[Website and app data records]

****************

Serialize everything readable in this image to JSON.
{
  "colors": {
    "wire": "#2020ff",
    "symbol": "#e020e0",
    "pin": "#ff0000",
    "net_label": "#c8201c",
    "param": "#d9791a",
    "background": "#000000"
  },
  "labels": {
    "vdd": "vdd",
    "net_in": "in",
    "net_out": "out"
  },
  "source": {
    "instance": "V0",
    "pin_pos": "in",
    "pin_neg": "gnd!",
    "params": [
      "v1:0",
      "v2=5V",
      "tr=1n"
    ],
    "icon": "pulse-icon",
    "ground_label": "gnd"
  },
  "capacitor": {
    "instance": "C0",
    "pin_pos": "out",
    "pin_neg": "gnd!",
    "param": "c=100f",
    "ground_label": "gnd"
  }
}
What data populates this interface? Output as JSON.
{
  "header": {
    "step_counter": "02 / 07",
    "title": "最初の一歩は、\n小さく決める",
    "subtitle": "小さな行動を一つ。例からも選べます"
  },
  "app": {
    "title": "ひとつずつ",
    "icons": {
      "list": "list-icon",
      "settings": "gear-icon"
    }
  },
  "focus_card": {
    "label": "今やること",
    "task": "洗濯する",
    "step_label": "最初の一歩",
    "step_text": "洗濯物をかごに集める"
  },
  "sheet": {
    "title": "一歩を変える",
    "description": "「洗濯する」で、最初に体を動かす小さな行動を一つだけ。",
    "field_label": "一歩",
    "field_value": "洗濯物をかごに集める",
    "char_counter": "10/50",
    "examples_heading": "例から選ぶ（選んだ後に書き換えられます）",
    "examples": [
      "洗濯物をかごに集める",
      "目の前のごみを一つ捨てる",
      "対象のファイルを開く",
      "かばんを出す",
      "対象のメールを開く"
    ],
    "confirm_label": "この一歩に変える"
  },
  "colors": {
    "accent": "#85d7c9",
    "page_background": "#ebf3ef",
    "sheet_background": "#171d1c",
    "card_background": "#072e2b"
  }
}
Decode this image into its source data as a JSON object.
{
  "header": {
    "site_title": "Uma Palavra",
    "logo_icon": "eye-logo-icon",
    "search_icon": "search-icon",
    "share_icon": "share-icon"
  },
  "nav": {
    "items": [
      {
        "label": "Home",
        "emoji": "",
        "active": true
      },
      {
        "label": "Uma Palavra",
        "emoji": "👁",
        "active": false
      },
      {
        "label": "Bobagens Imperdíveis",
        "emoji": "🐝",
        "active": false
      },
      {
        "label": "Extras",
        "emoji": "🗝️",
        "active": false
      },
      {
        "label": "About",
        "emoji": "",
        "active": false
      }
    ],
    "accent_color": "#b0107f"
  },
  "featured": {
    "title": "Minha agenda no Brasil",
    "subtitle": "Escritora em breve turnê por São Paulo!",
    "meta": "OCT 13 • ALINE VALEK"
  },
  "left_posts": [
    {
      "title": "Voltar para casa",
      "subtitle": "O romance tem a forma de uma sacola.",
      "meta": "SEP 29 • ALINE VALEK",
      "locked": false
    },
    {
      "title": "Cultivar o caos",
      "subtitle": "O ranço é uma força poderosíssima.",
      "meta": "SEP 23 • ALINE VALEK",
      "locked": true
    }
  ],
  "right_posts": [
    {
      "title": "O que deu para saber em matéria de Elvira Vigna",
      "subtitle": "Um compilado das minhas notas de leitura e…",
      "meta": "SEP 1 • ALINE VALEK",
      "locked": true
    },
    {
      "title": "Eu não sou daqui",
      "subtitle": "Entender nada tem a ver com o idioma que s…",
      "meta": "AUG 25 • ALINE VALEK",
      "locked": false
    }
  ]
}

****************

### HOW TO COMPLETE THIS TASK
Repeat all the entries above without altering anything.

### RESULT
Serialize everything readable in this image to JSON.
{
  "colors": {
    "wire": "#2020ff",
    "symbol": "#e020e0",
    "pin": "#ff0000",
    "net_label": "#c8201c",
    "param": "#d9791a",
    "background": "#000000"
  },
  "labels": {
    "vdd": "vdd",
    "net_in": "in",
    "net_out": "out"
  },
  "source": {
    "instance": "V0",
    "pin_pos": "in",
    "pin_neg": "gnd!",
    "params": [
      "v1:0",
      "v2=5V",
      "tr=1n"
    ],
    "icon": "pulse-icon",
    "ground_label": "gnd"
  },
  "capacitor": {
    "instance": "C0",
    "pin_pos": "out",
    "pin_neg": "gnd!",
    "param": "c=100f",
    "ground_label": "gnd"
  }
}
What data populates this interface? Output as JSON.
{
  "header": {
    "step_counter": "02 / 07",
    "title": "最初の一歩は、\n小さく決める",
    "subtitle": "小さな行動を一つ。例からも選べます"
  },
  "app": {
    "title": "ひとつずつ",
    "icons": {
      "list": "list-icon",
      "settings": "gear-icon"
    }
  },
  "focus_card": {
    "label": "今やること",
    "task": "洗濯する",
    "step_label": "最初の一歩",
    "step_text": "洗濯物をかごに集める"
  },
  "sheet": {
    "title": "一歩を変える",
    "description": "「洗濯する」で、最初に体を動かす小さな行動を一つだけ。",
    "field_label": "一歩",
    "field_value": "洗濯物をかごに集める",
    "char_counter": "10/50",
    "examples_heading": "例から選ぶ（選んだ後に書き換えられます）",
    "examples": [
      "洗濯物をかごに集める",
      "目の前のごみを一つ捨てる",
      "対象のファイルを開く",
      "かばんを出す",
      "対象のメールを開く"
    ],
    "confirm_label": "この一歩に変える"
  },
  "colors": {
    "accent": "#85d7c9",
    "page_background": "#ebf3ef",
    "sheet_background": "#171d1c",
    "card_background": "#072e2b"
  }
}
Decode this image into its source data as a JSON object.
{
  "header": {
    "site_title": "Uma Palavra",
    "logo_icon": "eye-logo-icon",
    "search_icon": "search-icon",
    "share_icon": "share-icon"
  },
  "nav": {
    "items": [
      {
        "label": "Home",
        "emoji": "",
        "active": true
      },
      {
        "label": "Uma Palavra",
        "emoji": "👁",
        "active": false
      },
      {
        "label": "Bobagens Imperdíveis",
        "emoji": "🐝",
        "active": false
      },
      {
        "label": "Extras",
        "emoji": "🗝️",
        "active": false
      },
      {
        "label": "About",
        "emoji": "",
        "active": false
      }
    ],
    "accent_color": "#b0107f"
  },
  "featured": {
    "title": "Minha agenda no Brasil",
    "subtitle": "Escritora em breve turnê por São Paulo!",
    "meta": "OCT 13 • ALINE VALEK"
  },
  "left_posts": [
    {
      "title": "Voltar para casa",
      "subtitle": "O romance tem a forma de uma sacola.",
      "meta": "SEP 29 • ALINE VALEK",
      "locked": false
    },
    {
      "title": "Cultivar o caos",
      "subtitle": "O ranço é uma força poderosíssima.",
      "meta": "SEP 23 • ALINE VALEK",
      "locked": true
    }
  ],
  "right_posts": [
    {
      "title": "O que deu para saber em matéria de Elvira Vigna",
      "subtitle": "Um compilado das minhas notas de leitura e…",
      "meta": "SEP 1 • ALINE VALEK",
      "locked": true
    },
    {
      "title": "Eu não sou daqui",
      "subtitle": "Entender nada tem a ver com o idioma que s…",
      "meta": "AUG 25 • ALINE VALEK",
      "locked": false
    }
  ]
}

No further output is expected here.